··· Material to process

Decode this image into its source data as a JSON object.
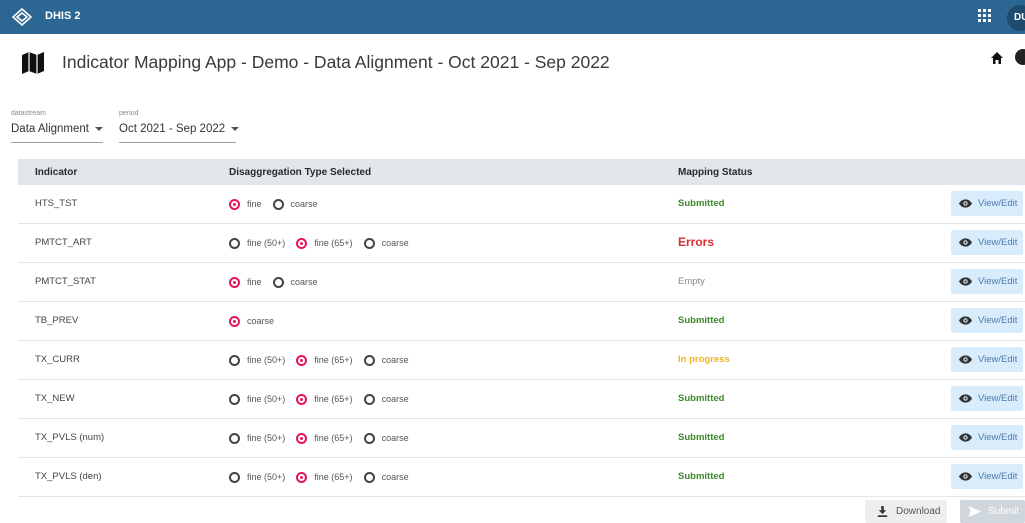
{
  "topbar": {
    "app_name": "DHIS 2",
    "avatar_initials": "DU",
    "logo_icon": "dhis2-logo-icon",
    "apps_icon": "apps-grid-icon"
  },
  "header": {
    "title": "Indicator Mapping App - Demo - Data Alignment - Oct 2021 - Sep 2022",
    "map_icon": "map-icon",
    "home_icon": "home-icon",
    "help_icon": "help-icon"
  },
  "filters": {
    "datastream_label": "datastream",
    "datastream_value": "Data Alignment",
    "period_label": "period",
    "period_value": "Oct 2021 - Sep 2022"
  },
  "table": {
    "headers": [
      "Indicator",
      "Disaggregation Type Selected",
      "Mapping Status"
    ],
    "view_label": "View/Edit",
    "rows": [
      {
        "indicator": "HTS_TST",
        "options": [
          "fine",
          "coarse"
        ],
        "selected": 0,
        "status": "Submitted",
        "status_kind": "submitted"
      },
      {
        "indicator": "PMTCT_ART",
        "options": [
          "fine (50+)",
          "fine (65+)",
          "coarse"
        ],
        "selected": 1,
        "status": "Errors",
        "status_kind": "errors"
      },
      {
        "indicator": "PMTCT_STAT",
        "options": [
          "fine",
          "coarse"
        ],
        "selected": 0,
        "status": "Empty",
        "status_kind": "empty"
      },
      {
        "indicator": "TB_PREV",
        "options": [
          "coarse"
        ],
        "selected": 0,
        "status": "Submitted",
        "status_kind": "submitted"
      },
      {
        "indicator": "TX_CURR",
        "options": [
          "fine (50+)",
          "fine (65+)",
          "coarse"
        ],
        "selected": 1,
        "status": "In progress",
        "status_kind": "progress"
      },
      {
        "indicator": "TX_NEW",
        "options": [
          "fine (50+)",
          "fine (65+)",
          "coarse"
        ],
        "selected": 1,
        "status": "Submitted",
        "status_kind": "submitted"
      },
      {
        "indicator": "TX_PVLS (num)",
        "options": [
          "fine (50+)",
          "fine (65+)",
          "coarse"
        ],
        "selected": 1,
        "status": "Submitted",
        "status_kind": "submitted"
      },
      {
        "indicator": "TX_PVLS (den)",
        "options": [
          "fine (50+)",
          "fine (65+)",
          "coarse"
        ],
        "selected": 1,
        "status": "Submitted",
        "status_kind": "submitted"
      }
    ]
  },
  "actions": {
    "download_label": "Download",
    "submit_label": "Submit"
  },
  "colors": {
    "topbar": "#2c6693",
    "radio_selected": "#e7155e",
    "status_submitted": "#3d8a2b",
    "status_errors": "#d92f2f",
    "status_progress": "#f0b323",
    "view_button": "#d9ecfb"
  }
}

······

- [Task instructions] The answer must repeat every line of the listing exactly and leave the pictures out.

- [Task result]
Decode this image into its source data as a JSON object.
{
  "topbar": {
    "app_name": "DHIS 2",
    "avatar_initials": "DU",
    "logo_icon": "dhis2-logo-icon",
    "apps_icon": "apps-grid-icon"
  },
  "header": {
    "title": "Indicator Mapping App - Demo - Data Alignment - Oct 2021 - Sep 2022",
    "map_icon": "map-icon",
    "home_icon": "home-icon",
    "help_icon": "help-icon"
  },
  "filters": {
    "datastream_label": "datastream",
    "datastream_value": "Data Alignment",
    "period_label": "period",
    "period_value": "Oct 2021 - Sep 2022"
  },
  "table": {
    "headers": [
      "Indicator",
      "Disaggregation Type Selected",
      "Mapping Status"
    ],
    "view_label": "View/Edit",
    "rows": [
      {
        "indicator": "HTS_TST",
        "options": [
          "fine",
          "coarse"
        ],
        "selected": 0,
        "status": "Submitted",
        "status_kind": "submitted"
      },
      {
        "indicator": "PMTCT_ART",
        "options": [
          "fine (50+)",
          "fine (65+)",
          "coarse"
        ],
        "selected": 1,
        "status": "Errors",
        "status_kind": "errors"
      },
      {
        "indicator": "PMTCT_STAT",
        "options": [
          "fine",
          "coarse"
        ],
        "selected": 0,
        "status": "Empty",
        "status_kind": "empty"
      },
      {
        "indicator": "TB_PREV",
        "options": [
          "coarse"
        ],
        "selected": 0,
        "status": "Submitted",
        "status_kind": "submitted"
      },
      {
        "indicator": "TX_CURR",
        "options": [
          "fine (50+)",
          "fine (65+)",
          "coarse"
        ],
        "selected": 1,
        "status": "In progress",
        "status_kind": "progress"
      },
      {
        "indicator": "TX_NEW",
        "options": [
          "fine (50+)",
          "fine (65+)",
          "coarse"
        ],
        "selected": 1,
        "status": "Submitted",
        "status_kind": "submitted"
      },
      {
        "indicator": "TX_PVLS (num)",
        "options": [
          "fine (50+)",
          "fine (65+)",
          "coarse"
        ],
        "selected": 1,
        "status": "Submitted",
        "status_kind": "submitted"
      },
      {
        "indicator": "TX_PVLS (den)",
        "options": [
          "fine (50+)",
          "fine (65+)",
          "coarse"
        ],
        "selected": 1,
        "status": "Submitted",
        "status_kind": "submitted"
      }
    ]
  },
  "actions": {
    "download_label": "Download",
    "submit_label": "Submit"
  },
  "colors": {
    "topbar": "#2c6693",
    "radio_selected": "#e7155e",
    "status_submitted": "#3d8a2b",
    "status_errors": "#d92f2f",
    "status_progress": "#f0b323",
    "view_button": "#d9ecfb"
  }
}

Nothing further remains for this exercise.